Moodie was broken yet again in the second game of the second set, but he and Raymond stayed alive by breaking Huber in the seventh game. In the eleventh game, Huber fell from 40-0 to deuce, but she held serve when Bryan put away the second volley. Raymond stared down two match points in the next game, with Huber missing a service return and then hitting a return that Moodie spiked with a high backhand volley to force a tiebreak.


Bryan gave his team the first mini-break with a reflex volley for a 2-0 lead, and then Moodie missed a backhand volley to make it 3-0. Huber and Bryan ran away with it after that, closing out the tiebreak, 7-3.


This was perhaps my favorite match of the tournament, as I sat right behind the court and enjoyed the artistry of players who do more than pound groundstrokes. The fans who were wandering the grounds would have enjoyed this contest.


Final Score: Huber/Bryan d. Raymond/Moodie 6-4 7-6(3)


Ashe: Jürgen Melzer (AUT) (13) v. Roger Federer (SUI) (2)

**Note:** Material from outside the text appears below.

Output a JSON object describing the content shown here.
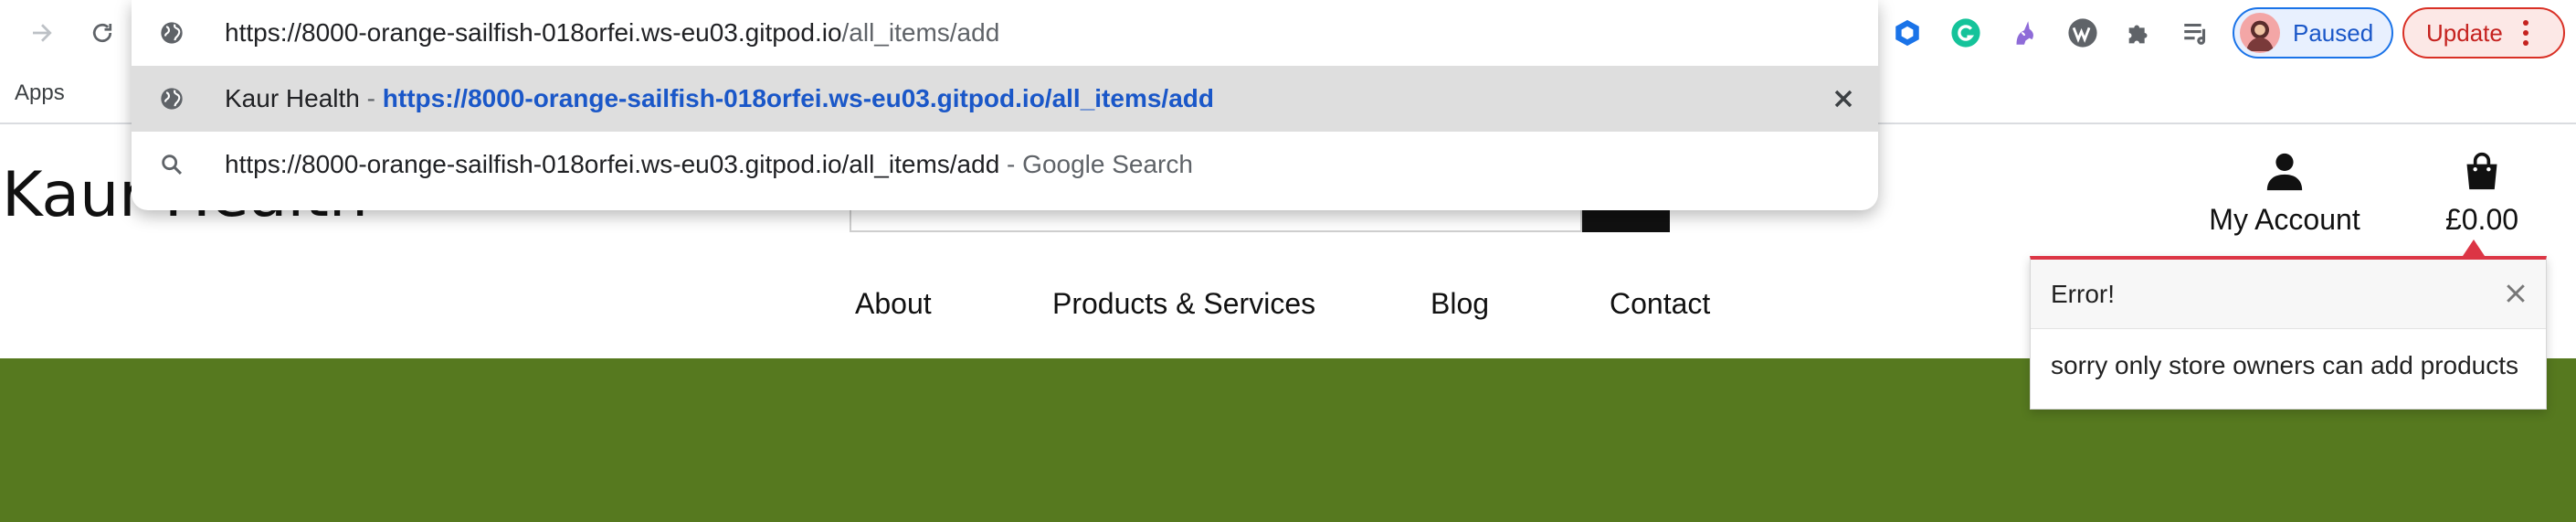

At the conclusion of my fourth and final visit to the Open this year, I made my first foray into the seats at Ashe (nosebleed seats, at that). When I arrived, Roger Federer was up two sets, but Jürgen Melzer had just broken serve to start the third.


Federer quickly jumped to 0-40 on Melzer’s first service game and broke back on his second chance, putting away a weak drop shot with his backhand. But Federer struggled on serve as the set went on. In the long fifth game, he saved four break points, and three more in the seventh. Along the way, he seized the decisive break in the sixth game, hitting a crosscourt backhand volley winner at deuce and then taking the game when Melzer netted a forehand volley. Federer did not falter when he served out the match, going up 40-0 and then head-faking Melzer before passing him with a forehand into the open court.

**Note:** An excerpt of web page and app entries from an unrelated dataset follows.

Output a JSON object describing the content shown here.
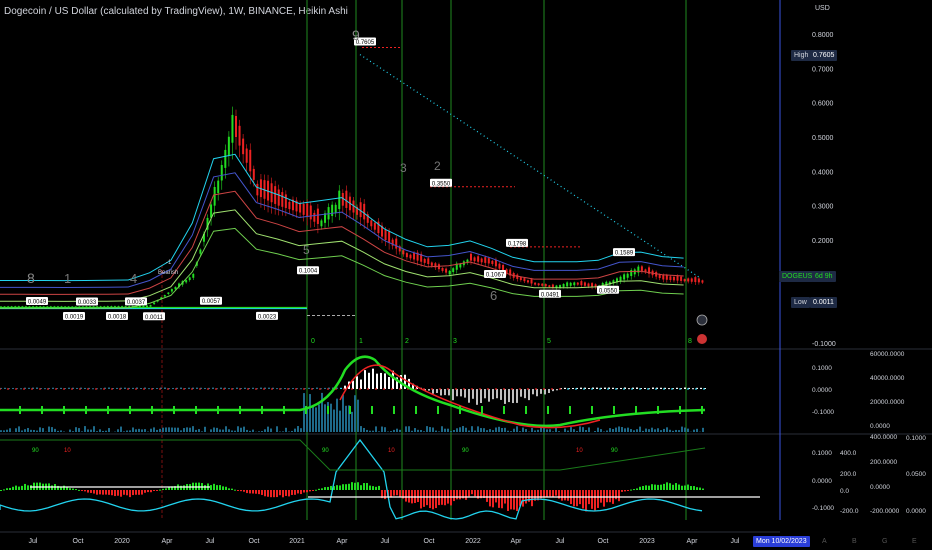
{
  "title": "Dogecoin / US Dollar (calculated by TradingView), 1W, BINANCE, Heikin Ashi",
  "currency_label": "USD",
  "colors": {
    "background": "#000000",
    "bull": "#22dd22",
    "bear": "#ee2222",
    "cyan": "#22d3ee",
    "grid_green": "#1f8a1f",
    "grid_red": "#7a1010",
    "today_line": "#3a55e0",
    "axis_text": "#d1d4dc"
  },
  "scale_tags": {
    "high_label": "High",
    "high_value": "0.7605",
    "symbol_label": "DOGEUSD",
    "symbol_countdown": "6d 9h",
    "low_label": "Low",
    "low_value": "0.0011"
  },
  "time_tag": "Mon 10/02/2023",
  "chart_data": [
    {
      "type": "candlestick",
      "pane": "price",
      "ylim": [
        -0.1,
        0.8
      ],
      "y_ticks": [
        "0.8000",
        "0.7000",
        "0.6000",
        "0.5000",
        "0.4000",
        "0.3000",
        "0.2000",
        "0.1000",
        "-0.1000"
      ],
      "x_ticks": [
        "Jul",
        "Oct",
        "2020",
        "Apr",
        "Jul",
        "Oct",
        "2021",
        "Apr",
        "Jul",
        "Oct",
        "2022",
        "Apr",
        "Jul",
        "Oct",
        "2023",
        "Apr",
        "Jul"
      ],
      "ohlc_path": [
        [
          0.002,
          0.003
        ],
        [
          0.0025,
          0.0025
        ],
        [
          0.0023,
          0.0023
        ],
        [
          0.002,
          0.002
        ],
        [
          0.0025,
          0.0025
        ],
        [
          0.003,
          0.003
        ],
        [
          0.003,
          0.005
        ],
        [
          0.006,
          0.05
        ],
        [
          0.05,
          0.09
        ],
        [
          0.09,
          0.3
        ],
        [
          0.3,
          0.52
        ],
        [
          0.5,
          0.35
        ],
        [
          0.33,
          0.3
        ],
        [
          0.3,
          0.28
        ],
        [
          0.28,
          0.24
        ],
        [
          0.24,
          0.3
        ],
        [
          0.3,
          0.26
        ],
        [
          0.26,
          0.2
        ],
        [
          0.2,
          0.15
        ],
        [
          0.15,
          0.13
        ],
        [
          0.13,
          0.1
        ],
        [
          0.1,
          0.14
        ],
        [
          0.14,
          0.13
        ],
        [
          0.13,
          0.09
        ],
        [
          0.09,
          0.07
        ],
        [
          0.07,
          0.06
        ],
        [
          0.06,
          0.07
        ],
        [
          0.07,
          0.06
        ],
        [
          0.06,
          0.08
        ],
        [
          0.08,
          0.11
        ],
        [
          0.11,
          0.085
        ],
        [
          0.085,
          0.08
        ],
        [
          0.08,
          0.075
        ]
      ],
      "price_labels": [
        "0.7605",
        "0.3550",
        "0.1798",
        "0.1589",
        "0.1004",
        "0.1067",
        "0.0491",
        "0.0550",
        "0.0049",
        "0.0033",
        "0.0037",
        "0.0057",
        "0.0019",
        "0.0018",
        "0.0011",
        "0.0023"
      ],
      "annotations": [
        "Bearish",
        "-1",
        "8",
        "9",
        "5",
        "3",
        "2",
        "1",
        "4",
        "6"
      ],
      "cycle_marks": [
        "0",
        "1",
        "2",
        "3",
        "5",
        "8"
      ]
    },
    {
      "type": "histogram",
      "pane": "oscillator-1",
      "left_ticks": [
        "0.1000",
        "0.0000",
        "-0.1000"
      ],
      "right_ticks": [
        "0.1000",
        "0.0000",
        "-0.1000"
      ],
      "volume_ticks": [
        "60000.0000",
        "40000.0000",
        "20000.0000",
        "0.0000"
      ]
    },
    {
      "type": "histogram",
      "pane": "oscillator-2",
      "left_ticks": [
        "0.1000",
        "0.0000",
        "-0.1000"
      ],
      "mid_ticks": [
        "400.0",
        "200.0",
        "0.0",
        "-200.0"
      ],
      "right_ticks": [
        "400.0000",
        "200.0000",
        "0.0000",
        "-200.0000"
      ],
      "far_right_ticks": [
        "0.1000",
        "0.0500",
        "0.0000"
      ],
      "markers": [
        "90",
        "10"
      ]
    }
  ]
}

Final Score: Federer d. Melzer 6-3 7-6(4) 6-3


Someday, Federer’s run of winning major titles will end. Perhaps it already has, and there is no shame in winning sixteen. I’ve made the mistake of writing him off before, and I’m wary of doing so again. Still, on current form, I think Söderling has a real chance against Federer in the quarterfinals. He is hitting a very big ball, and he now has the experience of beating the great man in a Slam. If Federer is to get by Söderling, I think it will be with guile. Söderling is not great at pressing the advantages provided by his big serve and groundstrokes, and he may not be able to pound Federer into submission without venturing successfully into midcourt and the forecourt. But Rafa Nadal’s chances to get to the final have to look good now that Andy Murray (whom I constantly pick to win majors, and who constantly fails to do so) is out of the tournament, and I think he would be a strong favorite if the dream final with Federer were to materialize.


As I say good-bye to this year’s US Open, I regret that I did not have an opportunity to watch any juniors. In past years, I’ve seen the junior versions of Söderling, Richard Gasquet, Marcos Baghdatis, and Gaël Monfils, among others. Söderling was out of sorts, and he got tuned by the future journeyman Stéphane Bohli. When I saw the widely hyped Gasquet, I knew he would be good, but little did I know that his opponent that day would also become a top twenty player. That was John Isner. Next year, I hope to see some more future stars.


The fans streaming to the subway after Federer’s win were offered a speedy 7 train to Manhattan, the so-called Baseball Express. The public address announcer explained that the doors on the train would not open for a while, because the crew had to get on board first. He added, to the appreciation of the cynical and subway-weary New York crowd, “Trust us, we’re the Transit Authority.”